Jeff Koons To Create BMW Art Car
Gotryke’s insider artist Lee Quinones attended a reception at Jeff Koons’ Chelsea studio, in which BMW announced that Koons will create the 17th art car, joining an esteemed group including Andy Warhol, Jenny Holzer, Andy Warhol, David Hockney, Roy Lichtenstein, Frank Stella, Robert Rauschenberg, and Alexander Calder. A packed room of art world luminaries, socialites, journalists and car executives roamed the studio to munch on food prepared by Chef Thomas Keller. Here are Lee’s impressions.
When I arrived at the studio, the first work that caught my eye was a series of paintings in progress depicting the subject of pinup girl Betty Page. It appeared that the paintings would eventually reflect the bulbous sculptural work that is pure Koons.
In the pieces I saw in progress, everything was meticulously detailed on every point of the canvas. It seemed as if the imagery was projected onto the canvas, because there was no evidence of the telltale worked lines of pencil sketching. In his work, everything is broken down into grids to ensure the realization of the photo-realist qualities that are found in his painting style. His assistants were at it, painstakingly working fine brushes and custom-mixing oils blended to match the imagery on the computers. The resulting paintings were hypnotic. The pieces were filled with messages enhanced by lush oils.

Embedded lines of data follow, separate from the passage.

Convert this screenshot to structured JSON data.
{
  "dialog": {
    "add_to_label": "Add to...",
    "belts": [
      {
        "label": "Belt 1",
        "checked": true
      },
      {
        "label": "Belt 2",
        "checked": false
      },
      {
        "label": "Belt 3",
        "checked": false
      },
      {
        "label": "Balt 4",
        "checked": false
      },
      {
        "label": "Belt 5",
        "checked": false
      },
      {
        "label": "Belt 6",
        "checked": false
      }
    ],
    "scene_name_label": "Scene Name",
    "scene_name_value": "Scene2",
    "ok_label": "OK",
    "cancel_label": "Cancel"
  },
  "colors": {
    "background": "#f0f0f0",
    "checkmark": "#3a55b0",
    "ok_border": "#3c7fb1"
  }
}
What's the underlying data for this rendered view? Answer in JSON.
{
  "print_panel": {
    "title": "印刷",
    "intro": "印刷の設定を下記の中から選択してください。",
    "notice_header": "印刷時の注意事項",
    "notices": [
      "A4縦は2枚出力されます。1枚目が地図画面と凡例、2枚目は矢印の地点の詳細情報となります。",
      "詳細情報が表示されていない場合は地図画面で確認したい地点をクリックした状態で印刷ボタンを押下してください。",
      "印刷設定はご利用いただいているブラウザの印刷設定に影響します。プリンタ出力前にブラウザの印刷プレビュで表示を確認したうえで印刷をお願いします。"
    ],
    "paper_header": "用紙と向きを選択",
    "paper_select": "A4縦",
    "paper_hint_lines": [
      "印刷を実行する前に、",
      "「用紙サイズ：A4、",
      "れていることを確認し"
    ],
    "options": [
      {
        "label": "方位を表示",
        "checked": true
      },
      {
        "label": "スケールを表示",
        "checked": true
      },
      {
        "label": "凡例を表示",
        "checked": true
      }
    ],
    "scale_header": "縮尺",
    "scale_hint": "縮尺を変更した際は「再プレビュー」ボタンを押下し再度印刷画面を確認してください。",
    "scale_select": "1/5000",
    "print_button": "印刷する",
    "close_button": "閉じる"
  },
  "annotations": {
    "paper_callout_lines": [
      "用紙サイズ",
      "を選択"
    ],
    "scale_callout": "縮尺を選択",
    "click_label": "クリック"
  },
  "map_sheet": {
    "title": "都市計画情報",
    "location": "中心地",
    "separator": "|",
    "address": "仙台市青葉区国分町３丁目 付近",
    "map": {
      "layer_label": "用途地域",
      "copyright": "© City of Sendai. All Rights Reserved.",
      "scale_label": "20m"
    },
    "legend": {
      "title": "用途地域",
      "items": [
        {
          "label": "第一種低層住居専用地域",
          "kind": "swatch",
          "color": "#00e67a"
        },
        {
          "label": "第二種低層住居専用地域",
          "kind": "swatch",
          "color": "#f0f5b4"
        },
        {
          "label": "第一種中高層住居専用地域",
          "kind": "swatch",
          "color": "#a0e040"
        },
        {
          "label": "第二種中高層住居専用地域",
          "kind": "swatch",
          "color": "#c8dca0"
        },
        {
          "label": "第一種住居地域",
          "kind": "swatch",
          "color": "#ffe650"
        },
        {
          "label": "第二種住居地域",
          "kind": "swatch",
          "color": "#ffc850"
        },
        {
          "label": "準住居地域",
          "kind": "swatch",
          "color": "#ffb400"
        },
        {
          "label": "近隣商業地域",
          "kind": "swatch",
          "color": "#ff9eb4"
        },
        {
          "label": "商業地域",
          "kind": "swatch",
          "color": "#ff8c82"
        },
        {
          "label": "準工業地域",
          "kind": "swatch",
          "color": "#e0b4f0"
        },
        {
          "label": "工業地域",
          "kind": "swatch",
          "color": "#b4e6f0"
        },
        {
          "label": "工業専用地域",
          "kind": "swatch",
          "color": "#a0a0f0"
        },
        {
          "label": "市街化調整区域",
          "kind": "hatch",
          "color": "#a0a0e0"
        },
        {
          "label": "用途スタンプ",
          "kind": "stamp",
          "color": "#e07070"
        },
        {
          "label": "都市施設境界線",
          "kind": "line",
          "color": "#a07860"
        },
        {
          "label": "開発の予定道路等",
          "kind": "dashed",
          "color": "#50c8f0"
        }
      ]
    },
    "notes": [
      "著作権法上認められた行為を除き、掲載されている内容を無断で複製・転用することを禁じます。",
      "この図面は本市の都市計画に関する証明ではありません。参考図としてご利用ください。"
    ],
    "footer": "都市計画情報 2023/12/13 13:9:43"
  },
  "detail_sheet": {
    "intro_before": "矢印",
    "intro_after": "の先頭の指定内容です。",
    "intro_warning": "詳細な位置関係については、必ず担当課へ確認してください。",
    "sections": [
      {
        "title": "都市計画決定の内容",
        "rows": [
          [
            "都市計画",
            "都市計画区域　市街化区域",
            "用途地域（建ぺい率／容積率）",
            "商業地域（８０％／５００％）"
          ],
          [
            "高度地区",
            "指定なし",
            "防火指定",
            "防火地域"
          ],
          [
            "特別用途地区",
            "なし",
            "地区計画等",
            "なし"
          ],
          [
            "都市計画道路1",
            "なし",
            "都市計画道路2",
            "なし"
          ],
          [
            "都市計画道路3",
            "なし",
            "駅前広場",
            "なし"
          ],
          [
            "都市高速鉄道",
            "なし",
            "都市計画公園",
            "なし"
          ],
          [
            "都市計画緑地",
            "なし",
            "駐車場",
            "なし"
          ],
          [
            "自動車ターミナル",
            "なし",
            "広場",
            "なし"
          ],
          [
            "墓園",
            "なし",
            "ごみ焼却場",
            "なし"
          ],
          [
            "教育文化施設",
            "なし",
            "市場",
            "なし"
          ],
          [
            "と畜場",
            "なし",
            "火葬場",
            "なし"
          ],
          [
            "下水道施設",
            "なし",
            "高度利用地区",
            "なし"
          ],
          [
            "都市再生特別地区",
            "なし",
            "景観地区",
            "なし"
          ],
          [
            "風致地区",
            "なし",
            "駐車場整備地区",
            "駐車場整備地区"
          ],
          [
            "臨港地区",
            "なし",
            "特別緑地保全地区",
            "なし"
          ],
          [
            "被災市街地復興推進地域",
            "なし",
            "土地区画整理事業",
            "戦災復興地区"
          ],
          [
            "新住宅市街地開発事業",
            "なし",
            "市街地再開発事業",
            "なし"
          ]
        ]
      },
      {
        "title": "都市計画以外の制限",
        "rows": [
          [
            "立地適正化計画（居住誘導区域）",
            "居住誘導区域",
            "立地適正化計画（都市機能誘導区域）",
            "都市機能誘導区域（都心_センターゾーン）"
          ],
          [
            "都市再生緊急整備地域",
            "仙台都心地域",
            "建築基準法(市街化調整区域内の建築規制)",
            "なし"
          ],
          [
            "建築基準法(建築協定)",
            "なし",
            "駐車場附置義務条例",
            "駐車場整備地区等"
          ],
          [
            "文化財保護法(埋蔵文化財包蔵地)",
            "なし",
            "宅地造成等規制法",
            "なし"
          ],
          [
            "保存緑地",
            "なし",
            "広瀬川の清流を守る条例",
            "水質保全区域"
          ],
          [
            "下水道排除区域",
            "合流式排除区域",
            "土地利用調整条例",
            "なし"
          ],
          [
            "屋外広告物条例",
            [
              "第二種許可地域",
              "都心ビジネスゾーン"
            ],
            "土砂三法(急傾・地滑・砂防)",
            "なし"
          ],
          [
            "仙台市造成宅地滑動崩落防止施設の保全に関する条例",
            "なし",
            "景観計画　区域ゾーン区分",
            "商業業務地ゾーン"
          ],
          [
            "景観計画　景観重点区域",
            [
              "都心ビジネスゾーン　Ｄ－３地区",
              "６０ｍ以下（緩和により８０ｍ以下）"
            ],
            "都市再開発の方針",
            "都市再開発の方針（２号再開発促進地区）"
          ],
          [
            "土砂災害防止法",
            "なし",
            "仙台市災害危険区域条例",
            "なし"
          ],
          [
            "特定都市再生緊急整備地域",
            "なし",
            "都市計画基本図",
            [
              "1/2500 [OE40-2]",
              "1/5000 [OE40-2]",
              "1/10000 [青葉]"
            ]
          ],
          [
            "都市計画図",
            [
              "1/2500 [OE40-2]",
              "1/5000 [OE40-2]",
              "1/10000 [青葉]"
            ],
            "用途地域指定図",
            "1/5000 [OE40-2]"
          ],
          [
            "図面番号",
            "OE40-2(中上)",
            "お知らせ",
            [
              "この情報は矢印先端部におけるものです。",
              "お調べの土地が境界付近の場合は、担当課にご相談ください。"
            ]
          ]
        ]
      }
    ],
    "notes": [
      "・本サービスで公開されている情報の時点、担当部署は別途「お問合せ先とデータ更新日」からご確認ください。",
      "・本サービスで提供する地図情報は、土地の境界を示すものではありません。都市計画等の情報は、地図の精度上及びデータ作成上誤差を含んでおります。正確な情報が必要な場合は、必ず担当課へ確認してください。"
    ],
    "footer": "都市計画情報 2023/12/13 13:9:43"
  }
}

I was drawn to a monochromic abstract painting that reminded me of a John Chamberlain sculpture. One of his assistants, Abby, was watching over the still-wet oil painting. She told me that each painting takes one year to complete, even with all the assistants. This particular piece was a recreation — the original painting was damaged in transit and Koons opted replace it. He destroyed the original. “Everybody has their process,” she said.
The studio was well kept and orderly with posted signs that workers should return things to their place to ensure order. It was like a series of garages joined at the hip to make one large space to accommodate the enormous spectrum of his work. Koons has everything in this space — giant sculptures, paintings, a research area,and drawing centers.
In some ways, the efficient production reminded me of my visits to Keith Haring’s studio in his heyday, but Keith only used five or six assistants and participated in the painting himself. Koons has 130 workers, most of whom are artists and create the factory ambiance that he cultivates with a highly refined vision. It made for a polished environment. Each Koons worker takes a tremendous amount of prides in the work that they do — working for one of the world’s best known living artists. They took time out to cheerily explain their process to the guests.
When the announcement was made by BMW President Jim O’Donnell, that Koons would create the next art car, it came across to be a partnership based in sincerity. The car was nowhere in sight, nor any imagery of the car, because they said it was still in the beginning stages. Koons said he was a fan of the BMW art cars and was seen in deep conversation with David Hockney. It was a fun eveining — I ran into several old art world pals, and one friend-of-a-friend one who told me that he had crashed the party with skater Oksana Baiul.
All in all, it was an evening that created anticipation for the coming of the 17th BMW art car– keeping them curious is always an effective approach in the art world spectacle.
More cars and art on Gotryke:
15 Examples Of Awesome Automotive Art (weburbanist.com)
BMW Chooses Schlock for Its Next Art Car (wired.com)
Jeff Koons has more than 120 Assistants (artnewsblog.com